A complete answer lists every line of the material where the string "warning" occurs.

════════════════════

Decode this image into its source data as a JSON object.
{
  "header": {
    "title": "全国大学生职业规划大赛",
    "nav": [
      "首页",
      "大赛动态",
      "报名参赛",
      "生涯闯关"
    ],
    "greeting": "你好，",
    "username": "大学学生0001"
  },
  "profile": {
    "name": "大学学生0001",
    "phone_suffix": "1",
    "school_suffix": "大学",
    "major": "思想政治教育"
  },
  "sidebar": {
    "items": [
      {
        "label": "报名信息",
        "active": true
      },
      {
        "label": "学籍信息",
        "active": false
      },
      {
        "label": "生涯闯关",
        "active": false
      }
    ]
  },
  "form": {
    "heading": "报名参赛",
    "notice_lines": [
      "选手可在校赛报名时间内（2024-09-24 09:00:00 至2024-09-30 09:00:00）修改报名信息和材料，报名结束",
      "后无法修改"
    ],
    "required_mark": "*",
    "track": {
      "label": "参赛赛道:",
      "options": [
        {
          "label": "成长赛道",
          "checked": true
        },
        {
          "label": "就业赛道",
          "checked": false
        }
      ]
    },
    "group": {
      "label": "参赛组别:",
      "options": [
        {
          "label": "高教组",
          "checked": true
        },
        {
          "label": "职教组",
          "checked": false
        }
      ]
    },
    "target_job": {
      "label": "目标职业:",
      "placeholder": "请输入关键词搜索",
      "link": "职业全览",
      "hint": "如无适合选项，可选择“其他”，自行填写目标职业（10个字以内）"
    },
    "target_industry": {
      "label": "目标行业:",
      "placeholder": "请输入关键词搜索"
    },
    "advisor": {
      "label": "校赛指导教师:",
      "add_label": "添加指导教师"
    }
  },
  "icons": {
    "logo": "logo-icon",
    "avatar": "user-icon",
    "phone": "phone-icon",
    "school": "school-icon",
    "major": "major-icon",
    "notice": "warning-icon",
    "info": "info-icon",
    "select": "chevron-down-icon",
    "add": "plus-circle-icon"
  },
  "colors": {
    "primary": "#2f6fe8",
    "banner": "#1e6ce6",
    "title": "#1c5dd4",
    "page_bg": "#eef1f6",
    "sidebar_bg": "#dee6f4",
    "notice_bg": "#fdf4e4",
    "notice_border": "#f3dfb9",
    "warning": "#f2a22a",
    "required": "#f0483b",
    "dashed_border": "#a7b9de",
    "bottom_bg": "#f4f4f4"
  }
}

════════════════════

## Task solution
    "notice": "warning-icon",
    "warning": "#f2a22a",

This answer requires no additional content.